*** Available records Section Begins ***

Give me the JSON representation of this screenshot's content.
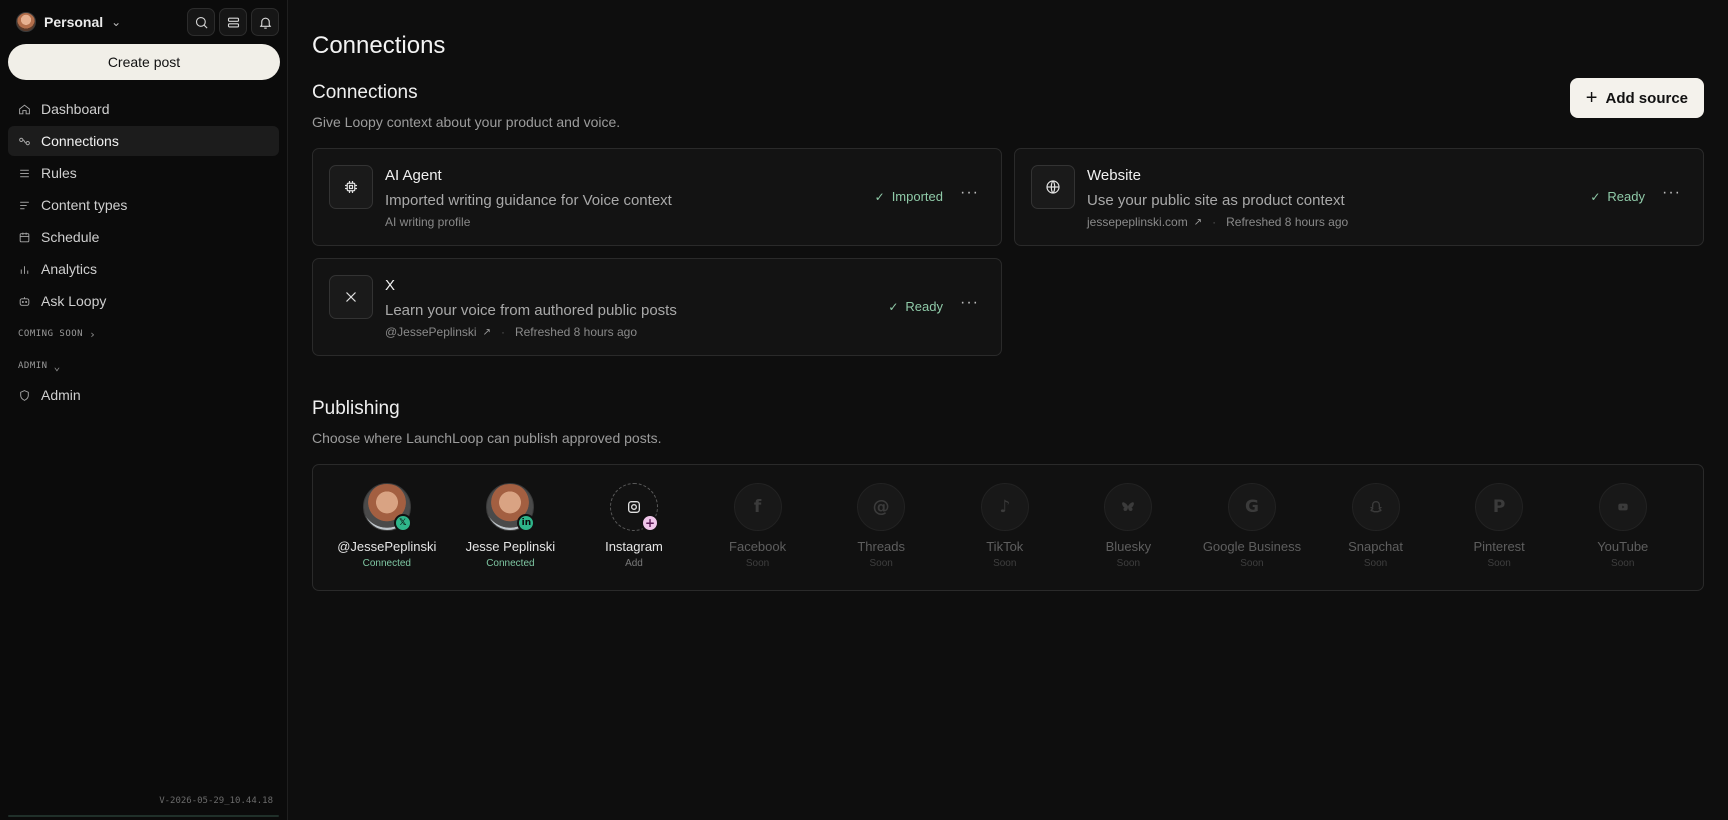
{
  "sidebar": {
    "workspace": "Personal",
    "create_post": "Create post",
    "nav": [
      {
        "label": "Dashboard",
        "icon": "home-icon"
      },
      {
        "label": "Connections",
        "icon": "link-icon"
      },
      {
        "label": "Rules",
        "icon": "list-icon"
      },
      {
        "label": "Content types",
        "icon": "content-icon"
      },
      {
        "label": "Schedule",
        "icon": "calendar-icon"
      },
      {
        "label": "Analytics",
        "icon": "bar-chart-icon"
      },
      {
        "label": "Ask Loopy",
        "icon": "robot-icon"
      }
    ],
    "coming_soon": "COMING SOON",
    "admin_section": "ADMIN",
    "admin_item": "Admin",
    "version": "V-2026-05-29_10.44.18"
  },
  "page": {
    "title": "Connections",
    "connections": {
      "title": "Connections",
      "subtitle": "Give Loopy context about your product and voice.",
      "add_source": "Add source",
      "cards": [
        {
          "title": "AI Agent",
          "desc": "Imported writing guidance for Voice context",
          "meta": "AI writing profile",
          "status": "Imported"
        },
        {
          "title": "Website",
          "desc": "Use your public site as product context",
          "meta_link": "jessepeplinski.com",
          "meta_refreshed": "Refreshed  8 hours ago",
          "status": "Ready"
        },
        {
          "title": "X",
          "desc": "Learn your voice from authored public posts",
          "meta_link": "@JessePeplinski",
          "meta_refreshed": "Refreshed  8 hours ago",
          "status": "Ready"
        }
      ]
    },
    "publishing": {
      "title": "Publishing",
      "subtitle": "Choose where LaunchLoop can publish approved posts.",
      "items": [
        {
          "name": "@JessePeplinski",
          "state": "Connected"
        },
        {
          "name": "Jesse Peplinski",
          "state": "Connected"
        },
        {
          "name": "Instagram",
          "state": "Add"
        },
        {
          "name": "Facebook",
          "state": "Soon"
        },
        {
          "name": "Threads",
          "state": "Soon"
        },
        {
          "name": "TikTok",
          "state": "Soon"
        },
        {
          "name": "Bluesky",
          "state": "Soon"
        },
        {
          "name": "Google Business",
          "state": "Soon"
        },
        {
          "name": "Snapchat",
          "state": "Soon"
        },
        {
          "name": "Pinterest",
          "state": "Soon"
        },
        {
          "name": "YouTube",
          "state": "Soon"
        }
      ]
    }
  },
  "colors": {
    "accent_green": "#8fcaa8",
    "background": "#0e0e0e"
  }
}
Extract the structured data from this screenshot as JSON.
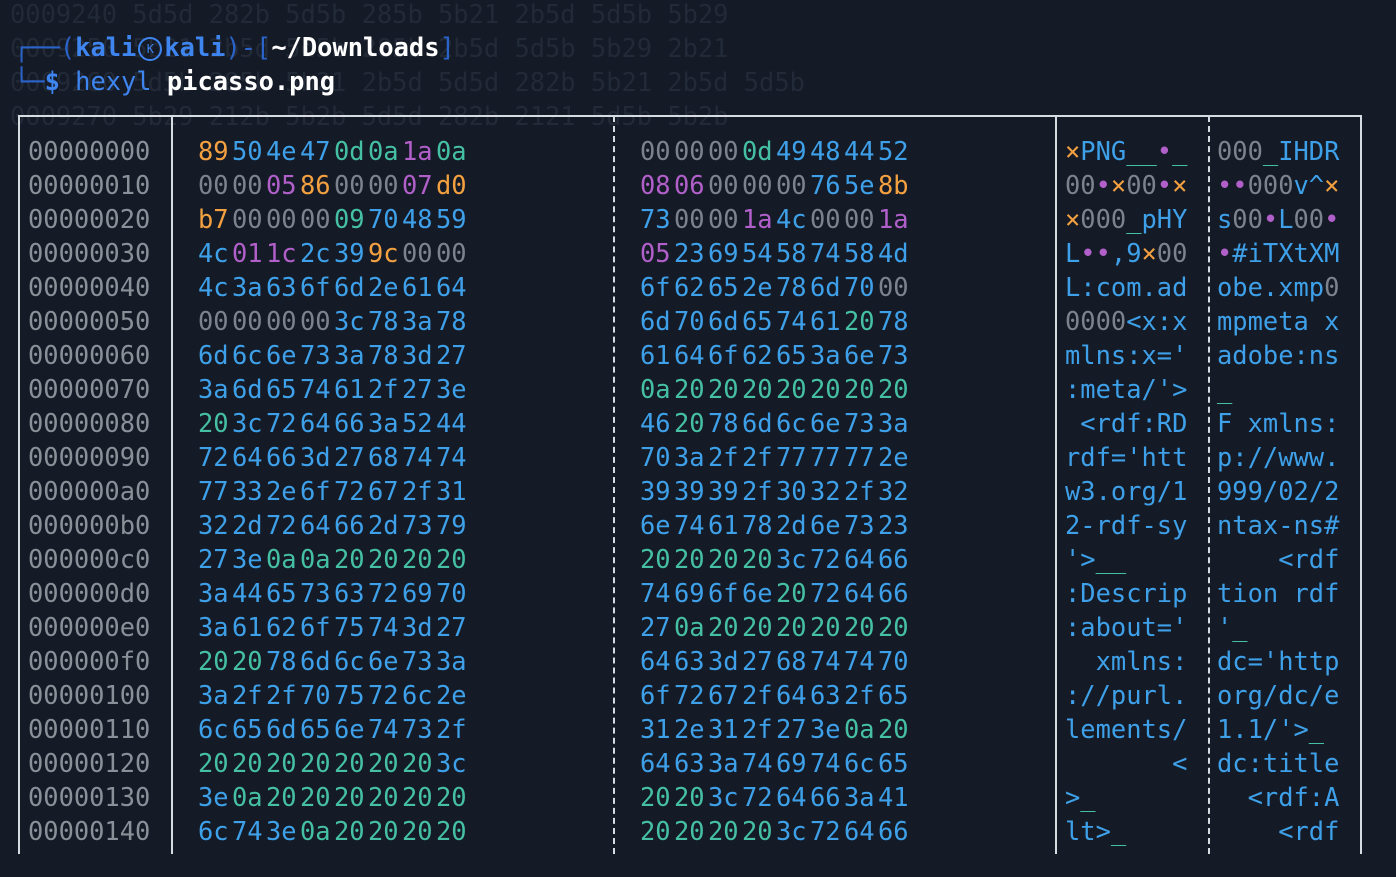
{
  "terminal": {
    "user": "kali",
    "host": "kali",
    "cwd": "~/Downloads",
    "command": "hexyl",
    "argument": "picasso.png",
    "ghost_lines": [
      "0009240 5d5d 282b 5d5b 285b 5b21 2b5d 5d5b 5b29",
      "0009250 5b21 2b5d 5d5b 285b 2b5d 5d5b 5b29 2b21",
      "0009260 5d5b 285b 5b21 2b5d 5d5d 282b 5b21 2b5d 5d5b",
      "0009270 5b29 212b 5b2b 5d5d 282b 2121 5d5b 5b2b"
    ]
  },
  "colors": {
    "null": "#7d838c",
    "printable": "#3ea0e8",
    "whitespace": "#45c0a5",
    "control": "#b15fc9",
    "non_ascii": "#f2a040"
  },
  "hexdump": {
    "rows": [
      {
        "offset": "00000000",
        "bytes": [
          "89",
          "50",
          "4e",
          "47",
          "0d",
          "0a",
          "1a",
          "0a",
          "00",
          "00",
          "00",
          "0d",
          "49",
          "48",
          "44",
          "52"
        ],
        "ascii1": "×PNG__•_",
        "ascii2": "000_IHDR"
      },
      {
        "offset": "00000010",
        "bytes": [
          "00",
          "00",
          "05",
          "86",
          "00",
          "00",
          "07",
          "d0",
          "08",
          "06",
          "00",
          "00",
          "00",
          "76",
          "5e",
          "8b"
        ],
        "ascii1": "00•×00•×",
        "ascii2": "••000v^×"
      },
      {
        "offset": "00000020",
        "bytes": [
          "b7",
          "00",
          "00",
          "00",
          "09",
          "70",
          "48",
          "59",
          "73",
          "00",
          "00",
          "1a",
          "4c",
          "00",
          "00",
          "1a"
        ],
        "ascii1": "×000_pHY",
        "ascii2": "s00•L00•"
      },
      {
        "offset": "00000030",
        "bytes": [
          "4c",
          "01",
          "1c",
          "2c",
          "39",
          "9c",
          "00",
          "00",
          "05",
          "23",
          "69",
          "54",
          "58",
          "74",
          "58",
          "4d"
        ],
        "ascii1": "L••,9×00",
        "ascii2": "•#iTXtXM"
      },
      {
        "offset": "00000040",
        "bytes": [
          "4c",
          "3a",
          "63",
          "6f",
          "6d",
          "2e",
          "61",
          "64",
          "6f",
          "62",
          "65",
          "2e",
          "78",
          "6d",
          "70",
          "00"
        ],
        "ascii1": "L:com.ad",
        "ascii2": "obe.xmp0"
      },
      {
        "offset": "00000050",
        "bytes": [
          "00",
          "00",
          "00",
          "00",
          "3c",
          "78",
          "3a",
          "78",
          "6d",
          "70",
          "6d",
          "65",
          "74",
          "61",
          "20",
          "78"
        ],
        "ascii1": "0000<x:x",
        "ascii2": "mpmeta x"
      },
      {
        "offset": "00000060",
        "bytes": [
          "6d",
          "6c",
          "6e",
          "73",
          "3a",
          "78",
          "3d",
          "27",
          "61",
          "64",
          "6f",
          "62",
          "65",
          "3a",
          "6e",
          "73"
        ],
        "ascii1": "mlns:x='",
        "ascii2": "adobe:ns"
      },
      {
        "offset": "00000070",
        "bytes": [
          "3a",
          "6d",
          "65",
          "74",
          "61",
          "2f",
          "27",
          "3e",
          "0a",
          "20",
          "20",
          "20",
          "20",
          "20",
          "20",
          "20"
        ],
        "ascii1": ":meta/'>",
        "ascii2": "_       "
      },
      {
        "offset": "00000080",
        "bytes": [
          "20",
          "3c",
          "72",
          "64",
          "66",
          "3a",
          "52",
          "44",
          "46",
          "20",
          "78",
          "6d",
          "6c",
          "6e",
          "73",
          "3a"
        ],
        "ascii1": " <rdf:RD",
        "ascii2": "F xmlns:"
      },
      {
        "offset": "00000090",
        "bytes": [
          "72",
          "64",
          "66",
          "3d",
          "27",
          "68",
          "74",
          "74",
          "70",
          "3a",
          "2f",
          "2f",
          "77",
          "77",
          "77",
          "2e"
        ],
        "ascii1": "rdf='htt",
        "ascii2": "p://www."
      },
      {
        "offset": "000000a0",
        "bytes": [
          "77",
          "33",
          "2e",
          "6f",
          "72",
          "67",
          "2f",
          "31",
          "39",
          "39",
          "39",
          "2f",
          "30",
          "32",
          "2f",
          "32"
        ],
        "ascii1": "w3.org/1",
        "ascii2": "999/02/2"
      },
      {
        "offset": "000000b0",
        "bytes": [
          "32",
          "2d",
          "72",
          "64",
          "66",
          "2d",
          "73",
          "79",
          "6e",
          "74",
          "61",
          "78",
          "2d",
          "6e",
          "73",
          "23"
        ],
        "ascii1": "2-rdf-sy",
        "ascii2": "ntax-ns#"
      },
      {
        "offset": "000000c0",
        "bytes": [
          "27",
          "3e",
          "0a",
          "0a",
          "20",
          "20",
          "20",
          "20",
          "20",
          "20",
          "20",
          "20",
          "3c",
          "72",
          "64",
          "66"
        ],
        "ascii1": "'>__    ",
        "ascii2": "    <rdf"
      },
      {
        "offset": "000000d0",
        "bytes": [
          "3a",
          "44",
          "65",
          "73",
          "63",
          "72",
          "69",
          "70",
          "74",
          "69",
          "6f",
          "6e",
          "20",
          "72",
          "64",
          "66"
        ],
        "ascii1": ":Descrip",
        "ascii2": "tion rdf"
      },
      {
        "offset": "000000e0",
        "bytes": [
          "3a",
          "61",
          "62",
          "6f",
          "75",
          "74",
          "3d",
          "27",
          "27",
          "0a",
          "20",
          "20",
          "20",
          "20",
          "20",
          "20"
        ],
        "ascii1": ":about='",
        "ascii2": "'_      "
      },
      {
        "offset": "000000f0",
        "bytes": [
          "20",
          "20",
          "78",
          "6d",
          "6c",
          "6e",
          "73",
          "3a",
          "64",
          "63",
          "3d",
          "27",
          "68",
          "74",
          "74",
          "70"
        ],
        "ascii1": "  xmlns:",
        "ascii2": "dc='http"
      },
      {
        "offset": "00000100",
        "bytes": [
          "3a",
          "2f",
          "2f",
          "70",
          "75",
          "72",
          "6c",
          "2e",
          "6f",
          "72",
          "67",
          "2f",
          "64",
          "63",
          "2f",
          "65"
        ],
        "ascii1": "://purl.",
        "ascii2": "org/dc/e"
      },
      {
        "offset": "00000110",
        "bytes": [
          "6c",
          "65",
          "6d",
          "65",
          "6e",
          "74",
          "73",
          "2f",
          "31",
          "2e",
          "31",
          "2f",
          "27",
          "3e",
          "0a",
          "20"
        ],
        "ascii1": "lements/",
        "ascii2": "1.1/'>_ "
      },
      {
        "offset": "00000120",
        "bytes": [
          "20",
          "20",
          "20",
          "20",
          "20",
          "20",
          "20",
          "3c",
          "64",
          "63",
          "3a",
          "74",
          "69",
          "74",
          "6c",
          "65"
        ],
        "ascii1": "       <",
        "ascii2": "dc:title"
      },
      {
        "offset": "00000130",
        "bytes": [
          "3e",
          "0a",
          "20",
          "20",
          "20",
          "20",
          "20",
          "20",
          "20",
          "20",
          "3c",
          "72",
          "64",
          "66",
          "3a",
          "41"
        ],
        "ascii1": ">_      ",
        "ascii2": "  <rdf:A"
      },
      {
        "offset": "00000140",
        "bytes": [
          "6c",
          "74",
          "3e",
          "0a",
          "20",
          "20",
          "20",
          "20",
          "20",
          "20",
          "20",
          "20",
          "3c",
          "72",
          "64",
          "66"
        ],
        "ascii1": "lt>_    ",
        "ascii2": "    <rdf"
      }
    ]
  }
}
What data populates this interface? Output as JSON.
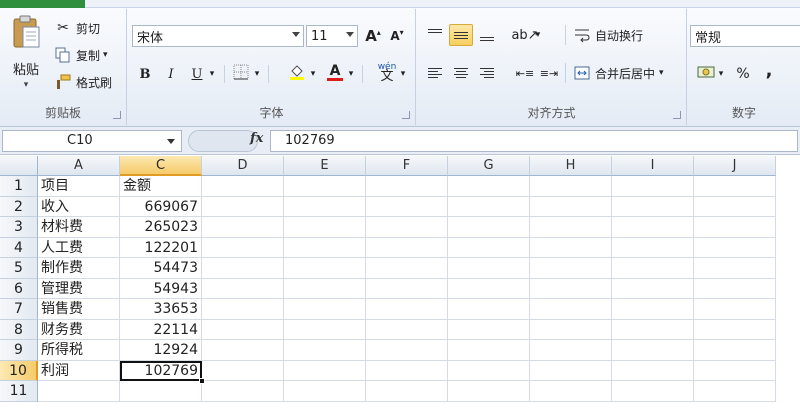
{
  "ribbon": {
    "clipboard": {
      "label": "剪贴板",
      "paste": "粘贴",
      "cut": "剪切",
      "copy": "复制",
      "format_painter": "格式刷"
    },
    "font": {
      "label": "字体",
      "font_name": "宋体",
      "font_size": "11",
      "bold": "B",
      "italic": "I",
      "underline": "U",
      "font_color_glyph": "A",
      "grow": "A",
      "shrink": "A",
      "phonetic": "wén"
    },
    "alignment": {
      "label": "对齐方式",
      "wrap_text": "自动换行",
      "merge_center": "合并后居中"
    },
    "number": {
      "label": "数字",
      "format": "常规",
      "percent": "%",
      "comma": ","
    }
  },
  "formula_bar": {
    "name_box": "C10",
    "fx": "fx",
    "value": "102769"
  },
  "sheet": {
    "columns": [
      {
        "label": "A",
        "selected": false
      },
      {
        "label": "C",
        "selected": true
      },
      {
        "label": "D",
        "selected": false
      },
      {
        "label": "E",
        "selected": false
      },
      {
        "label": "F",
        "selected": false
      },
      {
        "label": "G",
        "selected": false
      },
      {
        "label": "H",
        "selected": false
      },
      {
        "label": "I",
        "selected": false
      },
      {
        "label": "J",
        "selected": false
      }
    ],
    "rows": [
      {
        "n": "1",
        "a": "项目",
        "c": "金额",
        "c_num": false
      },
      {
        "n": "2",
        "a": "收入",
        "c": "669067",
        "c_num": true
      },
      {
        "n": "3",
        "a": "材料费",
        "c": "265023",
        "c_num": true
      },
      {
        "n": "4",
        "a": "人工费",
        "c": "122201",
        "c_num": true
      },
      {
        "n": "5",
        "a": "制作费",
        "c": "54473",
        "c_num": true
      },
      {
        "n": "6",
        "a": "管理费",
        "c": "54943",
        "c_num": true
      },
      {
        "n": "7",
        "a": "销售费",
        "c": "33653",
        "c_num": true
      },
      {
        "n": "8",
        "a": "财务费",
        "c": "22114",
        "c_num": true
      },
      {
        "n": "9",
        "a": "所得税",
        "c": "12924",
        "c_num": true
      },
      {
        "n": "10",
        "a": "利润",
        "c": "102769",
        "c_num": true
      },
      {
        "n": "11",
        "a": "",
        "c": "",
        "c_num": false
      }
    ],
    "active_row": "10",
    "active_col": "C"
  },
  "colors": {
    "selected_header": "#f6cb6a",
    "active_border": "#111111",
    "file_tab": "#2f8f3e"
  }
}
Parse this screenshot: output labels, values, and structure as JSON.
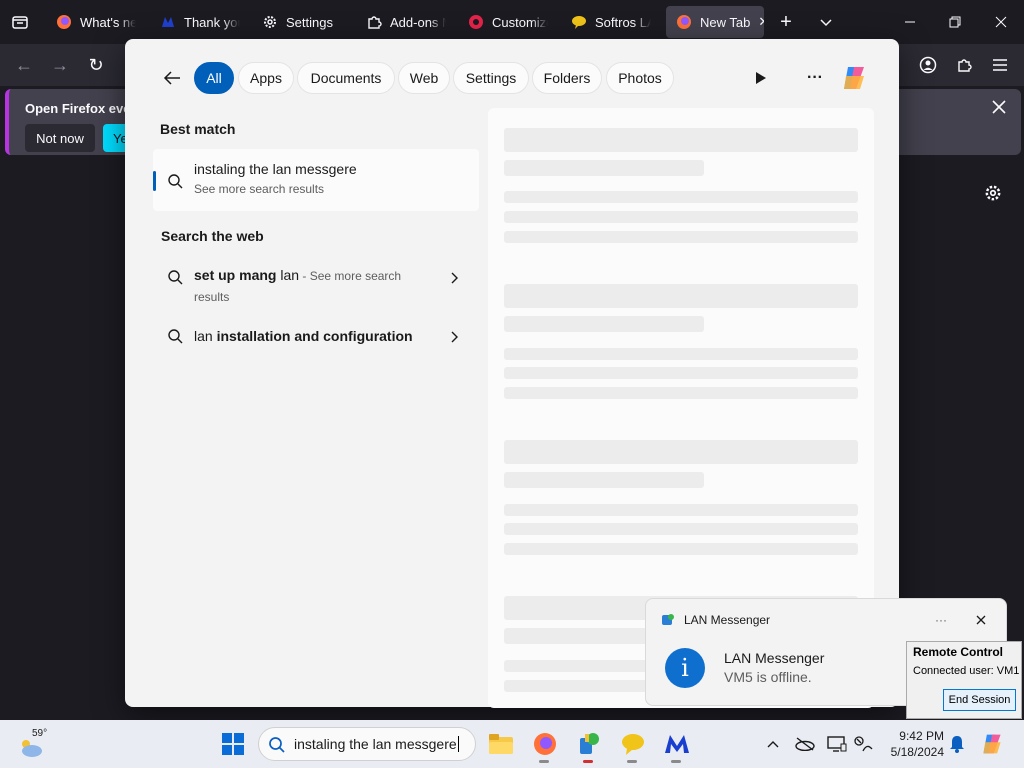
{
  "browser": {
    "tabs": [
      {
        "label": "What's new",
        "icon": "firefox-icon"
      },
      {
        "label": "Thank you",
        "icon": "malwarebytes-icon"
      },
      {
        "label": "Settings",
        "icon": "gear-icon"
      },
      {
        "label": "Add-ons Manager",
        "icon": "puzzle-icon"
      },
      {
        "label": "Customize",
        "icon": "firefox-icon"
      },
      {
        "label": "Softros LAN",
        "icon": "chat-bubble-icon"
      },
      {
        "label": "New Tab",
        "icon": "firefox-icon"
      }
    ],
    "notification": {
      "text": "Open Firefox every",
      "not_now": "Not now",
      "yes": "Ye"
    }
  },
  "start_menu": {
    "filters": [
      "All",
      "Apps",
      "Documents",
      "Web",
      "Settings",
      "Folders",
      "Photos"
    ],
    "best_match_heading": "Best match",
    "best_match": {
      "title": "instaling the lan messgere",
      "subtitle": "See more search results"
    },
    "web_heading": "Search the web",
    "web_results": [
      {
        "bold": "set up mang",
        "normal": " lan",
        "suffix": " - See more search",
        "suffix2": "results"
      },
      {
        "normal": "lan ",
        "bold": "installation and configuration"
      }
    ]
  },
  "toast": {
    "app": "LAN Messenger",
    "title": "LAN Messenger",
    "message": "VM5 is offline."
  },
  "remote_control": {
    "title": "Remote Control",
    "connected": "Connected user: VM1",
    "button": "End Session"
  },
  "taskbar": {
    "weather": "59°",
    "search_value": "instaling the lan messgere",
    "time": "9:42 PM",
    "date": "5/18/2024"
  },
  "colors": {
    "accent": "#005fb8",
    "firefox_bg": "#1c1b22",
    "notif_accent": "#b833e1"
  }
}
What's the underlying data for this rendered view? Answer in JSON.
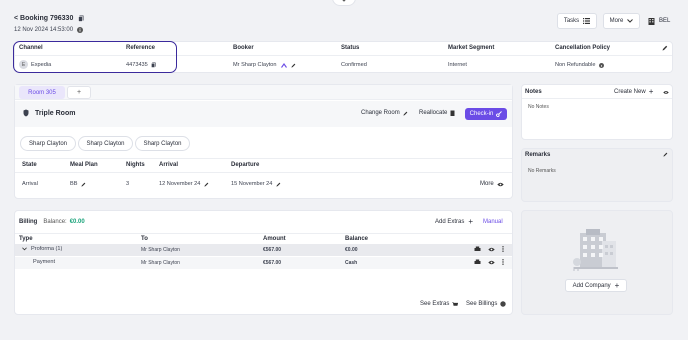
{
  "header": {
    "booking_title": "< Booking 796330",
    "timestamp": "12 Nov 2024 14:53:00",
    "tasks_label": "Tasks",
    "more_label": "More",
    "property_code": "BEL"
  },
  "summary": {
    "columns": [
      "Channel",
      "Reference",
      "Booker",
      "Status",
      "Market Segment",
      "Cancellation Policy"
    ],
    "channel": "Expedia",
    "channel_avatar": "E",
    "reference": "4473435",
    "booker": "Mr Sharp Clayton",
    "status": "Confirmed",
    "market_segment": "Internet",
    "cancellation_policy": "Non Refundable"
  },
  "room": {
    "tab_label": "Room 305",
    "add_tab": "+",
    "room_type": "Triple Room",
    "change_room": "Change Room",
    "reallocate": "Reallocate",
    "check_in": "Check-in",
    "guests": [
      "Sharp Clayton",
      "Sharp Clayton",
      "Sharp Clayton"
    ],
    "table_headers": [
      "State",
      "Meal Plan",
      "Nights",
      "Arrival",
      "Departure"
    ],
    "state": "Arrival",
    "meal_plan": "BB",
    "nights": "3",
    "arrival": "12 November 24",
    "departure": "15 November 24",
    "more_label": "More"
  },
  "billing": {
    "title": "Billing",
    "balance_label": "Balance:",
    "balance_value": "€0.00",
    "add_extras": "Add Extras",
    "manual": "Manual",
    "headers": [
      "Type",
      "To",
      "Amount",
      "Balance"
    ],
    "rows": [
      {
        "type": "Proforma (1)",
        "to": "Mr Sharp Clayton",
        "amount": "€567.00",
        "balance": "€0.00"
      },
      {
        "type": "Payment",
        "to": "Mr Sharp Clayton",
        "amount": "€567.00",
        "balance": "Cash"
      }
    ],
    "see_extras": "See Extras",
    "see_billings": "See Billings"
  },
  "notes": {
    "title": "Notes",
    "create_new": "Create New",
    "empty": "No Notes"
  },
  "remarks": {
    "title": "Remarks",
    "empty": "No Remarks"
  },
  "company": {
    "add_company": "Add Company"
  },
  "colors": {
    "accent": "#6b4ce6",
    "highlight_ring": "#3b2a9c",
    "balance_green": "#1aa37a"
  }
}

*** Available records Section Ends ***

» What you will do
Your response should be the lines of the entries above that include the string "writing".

» Response for this exercise
          "desc": "Imported writing guidance for Voice context",
          "meta": "AI writing profile",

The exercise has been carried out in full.